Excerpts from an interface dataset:
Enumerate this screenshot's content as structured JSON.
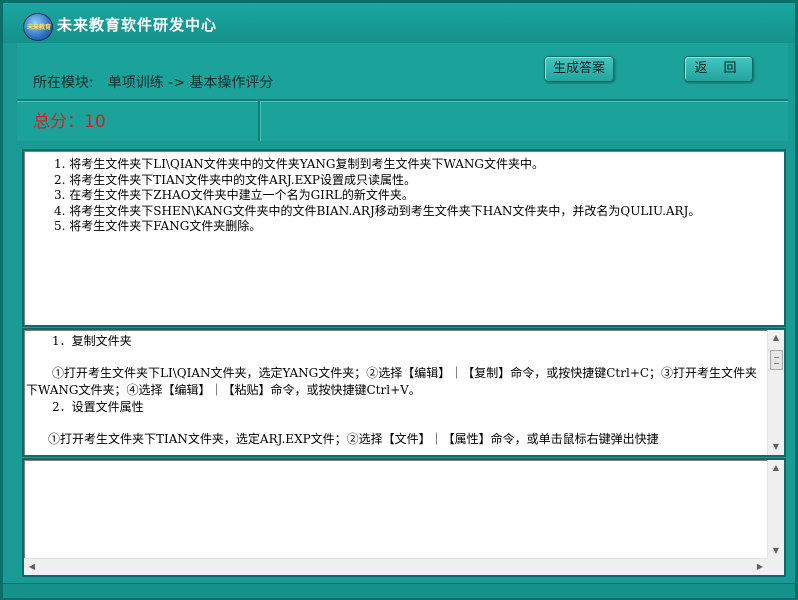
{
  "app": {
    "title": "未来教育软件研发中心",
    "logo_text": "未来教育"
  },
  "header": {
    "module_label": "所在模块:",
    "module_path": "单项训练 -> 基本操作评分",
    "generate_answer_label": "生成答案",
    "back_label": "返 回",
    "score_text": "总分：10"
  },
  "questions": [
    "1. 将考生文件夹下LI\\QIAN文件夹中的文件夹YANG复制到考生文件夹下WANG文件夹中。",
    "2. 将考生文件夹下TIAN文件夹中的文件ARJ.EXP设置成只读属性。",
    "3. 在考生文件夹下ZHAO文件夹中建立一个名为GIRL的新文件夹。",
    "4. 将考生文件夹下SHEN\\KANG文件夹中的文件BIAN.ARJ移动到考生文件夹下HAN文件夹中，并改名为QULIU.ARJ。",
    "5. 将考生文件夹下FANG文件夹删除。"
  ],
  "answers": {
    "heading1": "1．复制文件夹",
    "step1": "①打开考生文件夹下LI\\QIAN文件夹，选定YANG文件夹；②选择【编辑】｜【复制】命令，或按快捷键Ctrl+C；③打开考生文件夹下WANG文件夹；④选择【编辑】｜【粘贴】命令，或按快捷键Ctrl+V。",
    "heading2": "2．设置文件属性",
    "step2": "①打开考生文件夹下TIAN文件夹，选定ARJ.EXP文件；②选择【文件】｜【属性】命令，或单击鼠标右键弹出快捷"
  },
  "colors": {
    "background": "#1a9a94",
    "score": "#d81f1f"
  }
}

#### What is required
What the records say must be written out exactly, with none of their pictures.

#### Written answer
Enumerate this screenshot's content as structured JSON.
{
  "app": {
    "title": "未来教育软件研发中心",
    "logo_text": "未来教育"
  },
  "header": {
    "module_label": "所在模块:",
    "module_path": "单项训练 -> 基本操作评分",
    "generate_answer_label": "生成答案",
    "back_label": "返 回",
    "score_text": "总分：10"
  },
  "questions": [
    "1. 将考生文件夹下LI\\QIAN文件夹中的文件夹YANG复制到考生文件夹下WANG文件夹中。",
    "2. 将考生文件夹下TIAN文件夹中的文件ARJ.EXP设置成只读属性。",
    "3. 在考生文件夹下ZHAO文件夹中建立一个名为GIRL的新文件夹。",
    "4. 将考生文件夹下SHEN\\KANG文件夹中的文件BIAN.ARJ移动到考生文件夹下HAN文件夹中，并改名为QULIU.ARJ。",
    "5. 将考生文件夹下FANG文件夹删除。"
  ],
  "answers": {
    "heading1": "1．复制文件夹",
    "step1": "①打开考生文件夹下LI\\QIAN文件夹，选定YANG文件夹；②选择【编辑】｜【复制】命令，或按快捷键Ctrl+C；③打开考生文件夹下WANG文件夹；④选择【编辑】｜【粘贴】命令，或按快捷键Ctrl+V。",
    "heading2": "2．设置文件属性",
    "step2": "①打开考生文件夹下TIAN文件夹，选定ARJ.EXP文件；②选择【文件】｜【属性】命令，或单击鼠标右键弹出快捷"
  },
  "colors": {
    "background": "#1a9a94",
    "score": "#d81f1f"
  }
}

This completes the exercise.